• [Dataset entries]:
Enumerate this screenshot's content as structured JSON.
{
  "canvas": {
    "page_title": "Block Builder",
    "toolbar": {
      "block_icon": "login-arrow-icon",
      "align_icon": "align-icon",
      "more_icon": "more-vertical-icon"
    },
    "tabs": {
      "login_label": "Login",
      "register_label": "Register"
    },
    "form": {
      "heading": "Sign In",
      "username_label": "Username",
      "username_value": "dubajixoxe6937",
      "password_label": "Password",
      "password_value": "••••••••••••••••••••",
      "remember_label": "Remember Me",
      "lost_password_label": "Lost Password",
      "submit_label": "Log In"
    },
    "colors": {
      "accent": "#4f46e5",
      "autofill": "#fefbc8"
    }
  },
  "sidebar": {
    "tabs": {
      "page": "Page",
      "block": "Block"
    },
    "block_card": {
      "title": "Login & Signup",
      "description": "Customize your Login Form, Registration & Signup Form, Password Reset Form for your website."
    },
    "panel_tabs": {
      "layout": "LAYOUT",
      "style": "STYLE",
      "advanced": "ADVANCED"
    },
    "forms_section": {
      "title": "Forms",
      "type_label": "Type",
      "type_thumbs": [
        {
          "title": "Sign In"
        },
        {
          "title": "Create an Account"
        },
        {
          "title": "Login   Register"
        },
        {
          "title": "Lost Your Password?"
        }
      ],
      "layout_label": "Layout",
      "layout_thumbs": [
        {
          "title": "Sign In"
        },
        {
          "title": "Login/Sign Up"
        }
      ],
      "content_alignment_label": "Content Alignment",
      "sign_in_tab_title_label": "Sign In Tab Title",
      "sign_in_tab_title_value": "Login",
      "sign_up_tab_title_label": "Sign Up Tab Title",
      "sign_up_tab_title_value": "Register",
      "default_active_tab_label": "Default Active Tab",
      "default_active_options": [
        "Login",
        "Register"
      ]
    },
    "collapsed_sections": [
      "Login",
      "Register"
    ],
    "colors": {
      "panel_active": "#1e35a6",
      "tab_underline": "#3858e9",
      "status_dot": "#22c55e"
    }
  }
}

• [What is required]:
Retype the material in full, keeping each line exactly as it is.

• [Answer to the exercise]:
Enumerate this screenshot's content as structured JSON.
{
  "canvas": {
    "page_title": "Block Builder",
    "toolbar": {
      "block_icon": "login-arrow-icon",
      "align_icon": "align-icon",
      "more_icon": "more-vertical-icon"
    },
    "tabs": {
      "login_label": "Login",
      "register_label": "Register"
    },
    "form": {
      "heading": "Sign In",
      "username_label": "Username",
      "username_value": "dubajixoxe6937",
      "password_label": "Password",
      "password_value": "••••••••••••••••••••",
      "remember_label": "Remember Me",
      "lost_password_label": "Lost Password",
      "submit_label": "Log In"
    },
    "colors": {
      "accent": "#4f46e5",
      "autofill": "#fefbc8"
    }
  },
  "sidebar": {
    "tabs": {
      "page": "Page",
      "block": "Block"
    },
    "block_card": {
      "title": "Login & Signup",
      "description": "Customize your Login Form, Registration & Signup Form, Password Reset Form for your website."
    },
    "panel_tabs": {
      "layout": "LAYOUT",
      "style": "STYLE",
      "advanced": "ADVANCED"
    },
    "forms_section": {
      "title": "Forms",
      "type_label": "Type",
      "type_thumbs": [
        {
          "title": "Sign In"
        },
        {
          "title": "Create an Account"
        },
        {
          "title": "Login   Register"
        },
        {
          "title": "Lost Your Password?"
        }
      ],
      "layout_label": "Layout",
      "layout_thumbs": [
        {
          "title": "Sign In"
        },
        {
          "title": "Login/Sign Up"
        }
      ],
      "content_alignment_label": "Content Alignment",
      "sign_in_tab_title_label": "Sign In Tab Title",
      "sign_in_tab_title_value": "Login",
      "sign_up_tab_title_label": "Sign Up Tab Title",
      "sign_up_tab_title_value": "Register",
      "default_active_tab_label": "Default Active Tab",
      "default_active_options": [
        "Login",
        "Register"
      ]
    },
    "collapsed_sections": [
      "Login",
      "Register"
    ],
    "colors": {
      "panel_active": "#1e35a6",
      "tab_underline": "#3858e9",
      "status_dot": "#22c55e"
    }
  }
}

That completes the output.